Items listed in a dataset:
:::::

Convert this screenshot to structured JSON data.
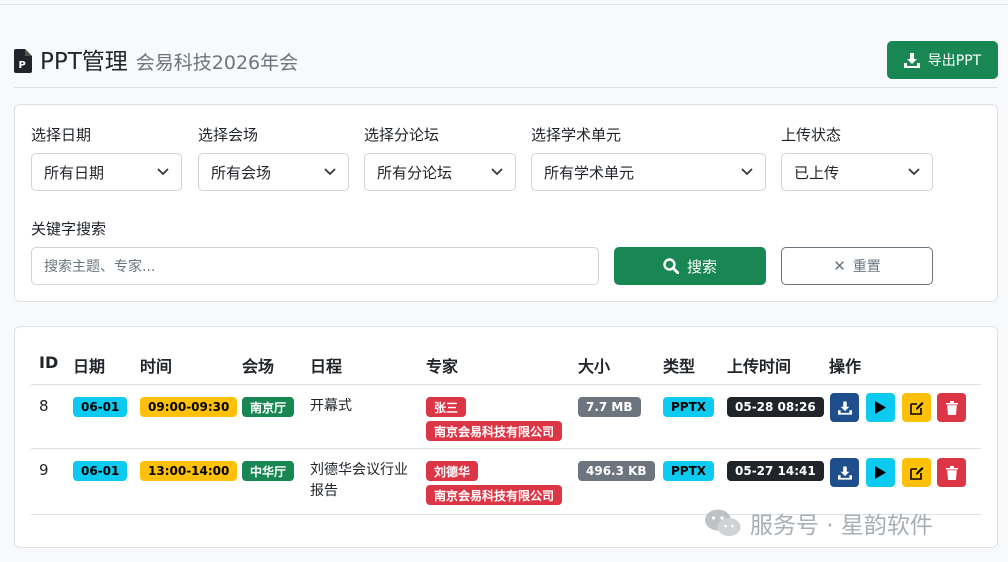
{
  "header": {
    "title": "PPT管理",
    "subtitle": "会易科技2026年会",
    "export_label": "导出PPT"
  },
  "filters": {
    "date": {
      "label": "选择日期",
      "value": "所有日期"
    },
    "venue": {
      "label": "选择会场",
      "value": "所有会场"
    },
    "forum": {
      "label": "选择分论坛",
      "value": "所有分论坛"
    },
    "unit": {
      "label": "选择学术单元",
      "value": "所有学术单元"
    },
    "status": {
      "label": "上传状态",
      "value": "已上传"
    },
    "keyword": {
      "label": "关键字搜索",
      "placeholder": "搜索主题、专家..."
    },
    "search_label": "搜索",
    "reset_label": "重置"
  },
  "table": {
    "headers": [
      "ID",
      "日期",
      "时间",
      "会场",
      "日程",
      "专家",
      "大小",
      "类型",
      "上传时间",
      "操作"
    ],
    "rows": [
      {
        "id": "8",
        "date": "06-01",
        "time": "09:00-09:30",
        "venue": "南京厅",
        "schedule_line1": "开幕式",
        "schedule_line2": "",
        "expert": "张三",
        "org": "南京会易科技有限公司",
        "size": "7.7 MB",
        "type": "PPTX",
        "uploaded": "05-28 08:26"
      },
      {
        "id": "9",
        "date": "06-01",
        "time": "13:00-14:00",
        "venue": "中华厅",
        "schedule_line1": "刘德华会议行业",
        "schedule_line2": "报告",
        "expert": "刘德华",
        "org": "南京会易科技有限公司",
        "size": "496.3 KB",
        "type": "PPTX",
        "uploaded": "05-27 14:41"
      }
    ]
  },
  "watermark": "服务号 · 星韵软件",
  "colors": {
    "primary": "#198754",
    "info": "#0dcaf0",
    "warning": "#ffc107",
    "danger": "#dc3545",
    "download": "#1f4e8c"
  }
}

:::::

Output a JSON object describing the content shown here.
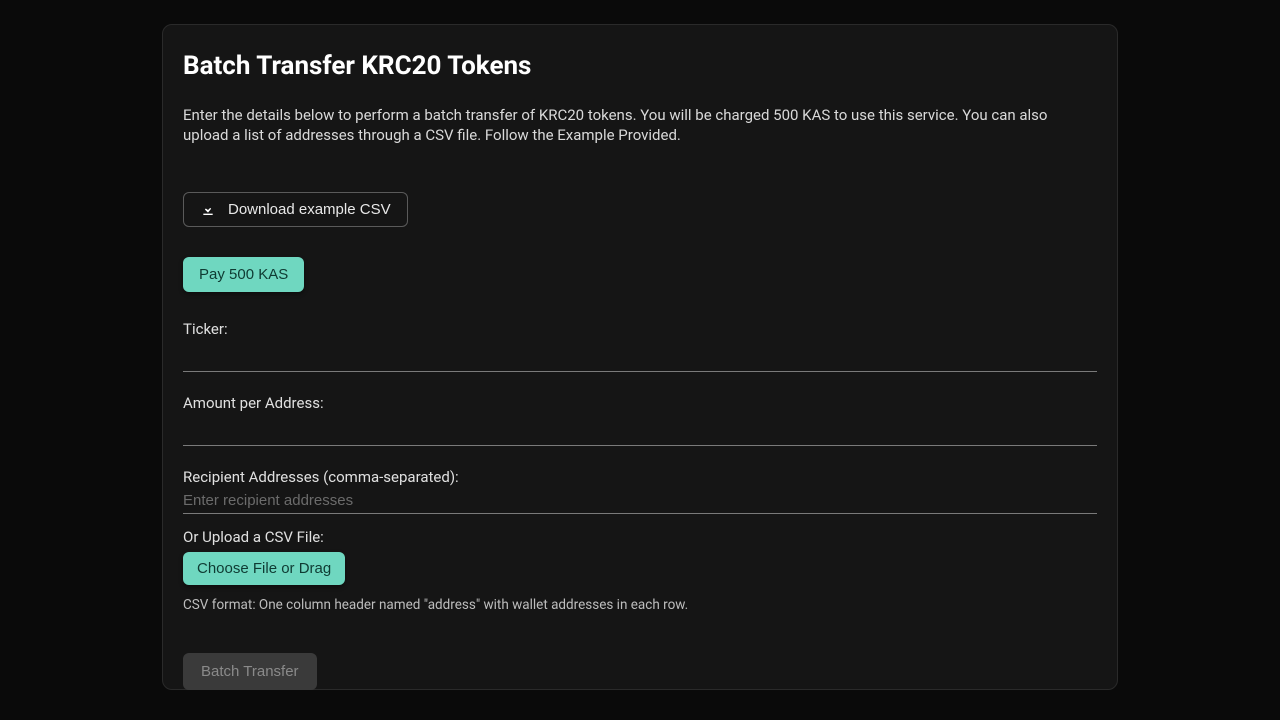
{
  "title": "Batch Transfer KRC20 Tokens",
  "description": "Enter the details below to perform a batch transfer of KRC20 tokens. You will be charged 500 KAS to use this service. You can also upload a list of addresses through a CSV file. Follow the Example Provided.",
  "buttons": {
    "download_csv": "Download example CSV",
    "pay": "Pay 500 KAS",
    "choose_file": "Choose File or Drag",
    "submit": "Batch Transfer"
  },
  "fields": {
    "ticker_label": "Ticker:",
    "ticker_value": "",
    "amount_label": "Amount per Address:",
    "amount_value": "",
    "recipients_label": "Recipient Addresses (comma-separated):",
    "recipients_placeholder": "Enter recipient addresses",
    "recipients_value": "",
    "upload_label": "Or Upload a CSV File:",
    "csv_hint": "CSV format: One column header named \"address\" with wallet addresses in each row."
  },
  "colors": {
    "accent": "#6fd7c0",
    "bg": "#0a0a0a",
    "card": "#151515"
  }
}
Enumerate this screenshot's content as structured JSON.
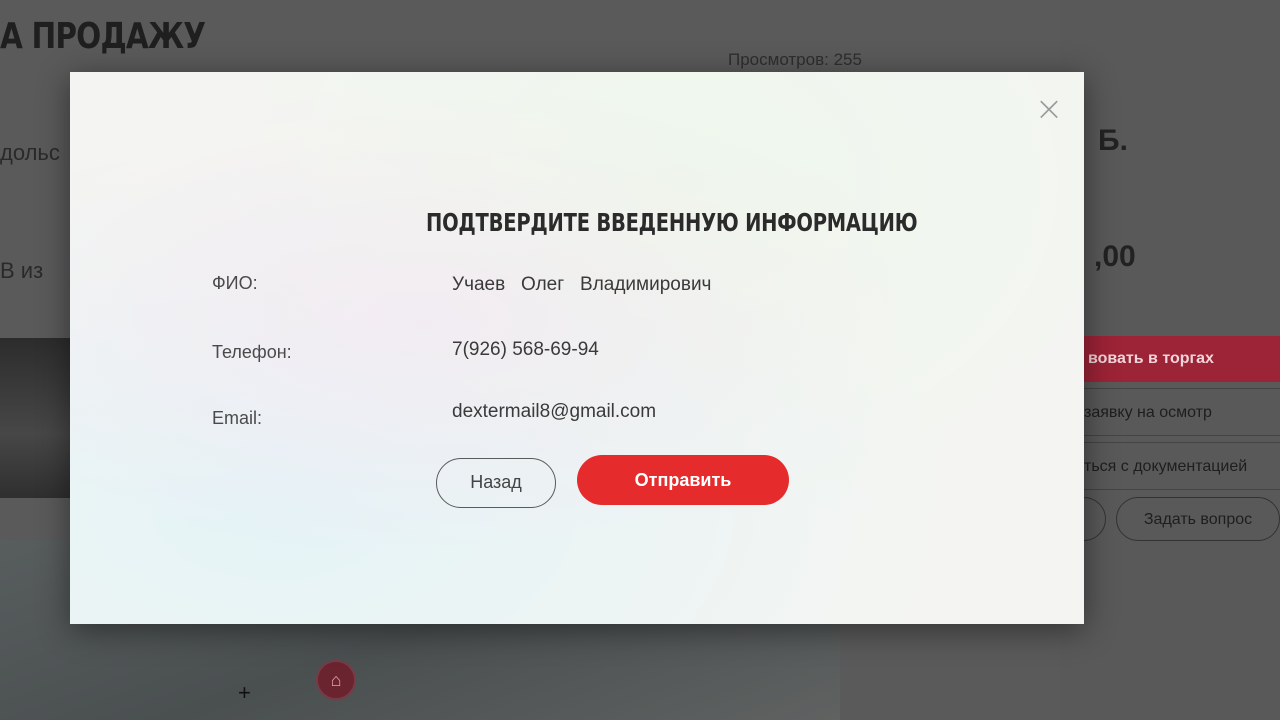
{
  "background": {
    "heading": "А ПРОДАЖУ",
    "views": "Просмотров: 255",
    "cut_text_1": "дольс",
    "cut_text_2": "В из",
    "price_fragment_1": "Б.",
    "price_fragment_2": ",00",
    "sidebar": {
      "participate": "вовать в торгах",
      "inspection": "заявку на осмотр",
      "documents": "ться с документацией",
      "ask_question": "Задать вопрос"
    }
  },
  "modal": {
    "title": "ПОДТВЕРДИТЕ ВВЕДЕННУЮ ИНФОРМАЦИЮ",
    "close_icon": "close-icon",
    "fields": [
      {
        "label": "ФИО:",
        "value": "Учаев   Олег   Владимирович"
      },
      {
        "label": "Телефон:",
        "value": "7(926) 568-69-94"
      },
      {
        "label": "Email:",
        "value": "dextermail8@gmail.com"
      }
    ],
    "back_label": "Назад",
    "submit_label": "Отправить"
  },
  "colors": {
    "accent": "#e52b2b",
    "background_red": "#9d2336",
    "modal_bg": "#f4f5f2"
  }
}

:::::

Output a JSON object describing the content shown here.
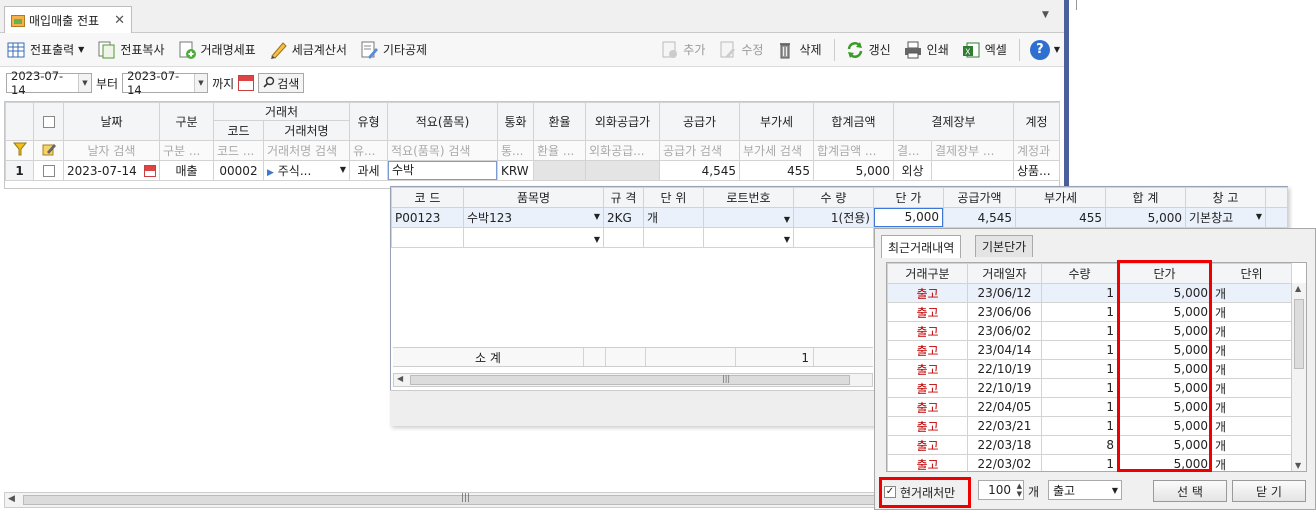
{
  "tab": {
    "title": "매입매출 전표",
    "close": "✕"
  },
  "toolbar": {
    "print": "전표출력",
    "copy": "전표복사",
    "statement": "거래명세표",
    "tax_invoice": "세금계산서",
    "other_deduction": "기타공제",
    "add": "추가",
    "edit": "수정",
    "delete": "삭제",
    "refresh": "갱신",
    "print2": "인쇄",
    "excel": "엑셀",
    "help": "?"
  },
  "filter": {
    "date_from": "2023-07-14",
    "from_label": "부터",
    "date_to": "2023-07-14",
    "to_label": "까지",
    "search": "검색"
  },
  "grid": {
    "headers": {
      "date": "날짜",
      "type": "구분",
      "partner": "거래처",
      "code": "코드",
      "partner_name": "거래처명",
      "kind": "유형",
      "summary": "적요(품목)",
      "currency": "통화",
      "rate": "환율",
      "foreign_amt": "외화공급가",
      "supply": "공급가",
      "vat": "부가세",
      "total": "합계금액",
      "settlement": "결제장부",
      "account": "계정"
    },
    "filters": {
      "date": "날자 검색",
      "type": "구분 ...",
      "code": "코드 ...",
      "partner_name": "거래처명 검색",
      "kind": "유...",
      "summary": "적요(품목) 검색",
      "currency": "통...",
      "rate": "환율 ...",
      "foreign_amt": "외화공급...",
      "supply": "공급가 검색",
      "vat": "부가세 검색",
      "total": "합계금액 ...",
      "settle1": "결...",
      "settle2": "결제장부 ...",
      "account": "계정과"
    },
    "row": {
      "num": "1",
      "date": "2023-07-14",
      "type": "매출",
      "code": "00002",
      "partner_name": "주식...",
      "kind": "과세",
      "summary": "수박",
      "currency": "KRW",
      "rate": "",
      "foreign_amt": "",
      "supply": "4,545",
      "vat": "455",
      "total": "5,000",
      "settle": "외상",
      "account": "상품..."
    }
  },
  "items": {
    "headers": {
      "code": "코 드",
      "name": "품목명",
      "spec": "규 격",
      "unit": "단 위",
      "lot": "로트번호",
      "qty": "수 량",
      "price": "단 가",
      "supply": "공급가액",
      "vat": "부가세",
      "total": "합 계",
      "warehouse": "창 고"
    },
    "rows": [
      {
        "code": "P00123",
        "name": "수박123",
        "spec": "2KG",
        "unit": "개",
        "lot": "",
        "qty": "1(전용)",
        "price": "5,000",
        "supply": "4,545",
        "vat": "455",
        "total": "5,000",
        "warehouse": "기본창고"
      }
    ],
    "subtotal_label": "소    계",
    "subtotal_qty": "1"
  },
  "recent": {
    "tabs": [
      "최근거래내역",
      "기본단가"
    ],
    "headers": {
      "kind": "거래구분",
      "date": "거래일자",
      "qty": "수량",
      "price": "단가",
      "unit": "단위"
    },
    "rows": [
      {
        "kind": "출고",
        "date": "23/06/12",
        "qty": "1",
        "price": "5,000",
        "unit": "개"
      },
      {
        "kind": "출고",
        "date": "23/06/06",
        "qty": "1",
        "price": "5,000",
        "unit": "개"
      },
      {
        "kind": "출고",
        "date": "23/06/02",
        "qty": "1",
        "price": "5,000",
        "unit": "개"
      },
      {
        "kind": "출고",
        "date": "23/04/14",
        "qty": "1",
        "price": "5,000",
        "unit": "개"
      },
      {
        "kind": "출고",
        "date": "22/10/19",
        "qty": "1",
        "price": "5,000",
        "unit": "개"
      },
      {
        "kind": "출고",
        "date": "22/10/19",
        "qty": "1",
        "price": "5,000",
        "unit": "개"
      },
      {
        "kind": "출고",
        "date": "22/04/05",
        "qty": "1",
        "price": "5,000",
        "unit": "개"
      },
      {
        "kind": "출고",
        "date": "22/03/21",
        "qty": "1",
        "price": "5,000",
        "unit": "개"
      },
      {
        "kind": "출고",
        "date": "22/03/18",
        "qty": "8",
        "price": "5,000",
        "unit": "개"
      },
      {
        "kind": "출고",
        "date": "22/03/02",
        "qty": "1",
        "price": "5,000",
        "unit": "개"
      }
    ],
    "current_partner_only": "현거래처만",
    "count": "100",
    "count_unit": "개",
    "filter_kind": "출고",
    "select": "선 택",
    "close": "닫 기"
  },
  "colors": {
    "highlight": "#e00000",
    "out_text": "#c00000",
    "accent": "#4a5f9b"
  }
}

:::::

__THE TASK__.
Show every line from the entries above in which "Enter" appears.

__EXERCISE SOLUTION__.
  "description": "Enter the details below to perform a batch transfer of KRC20 tokens. You will be charged 500 KAS to use this service. You can also upload a list of addresses through a CSV file. Follow the Example Provided.",
    "recipients_placeholder": "Enter recipient addresses",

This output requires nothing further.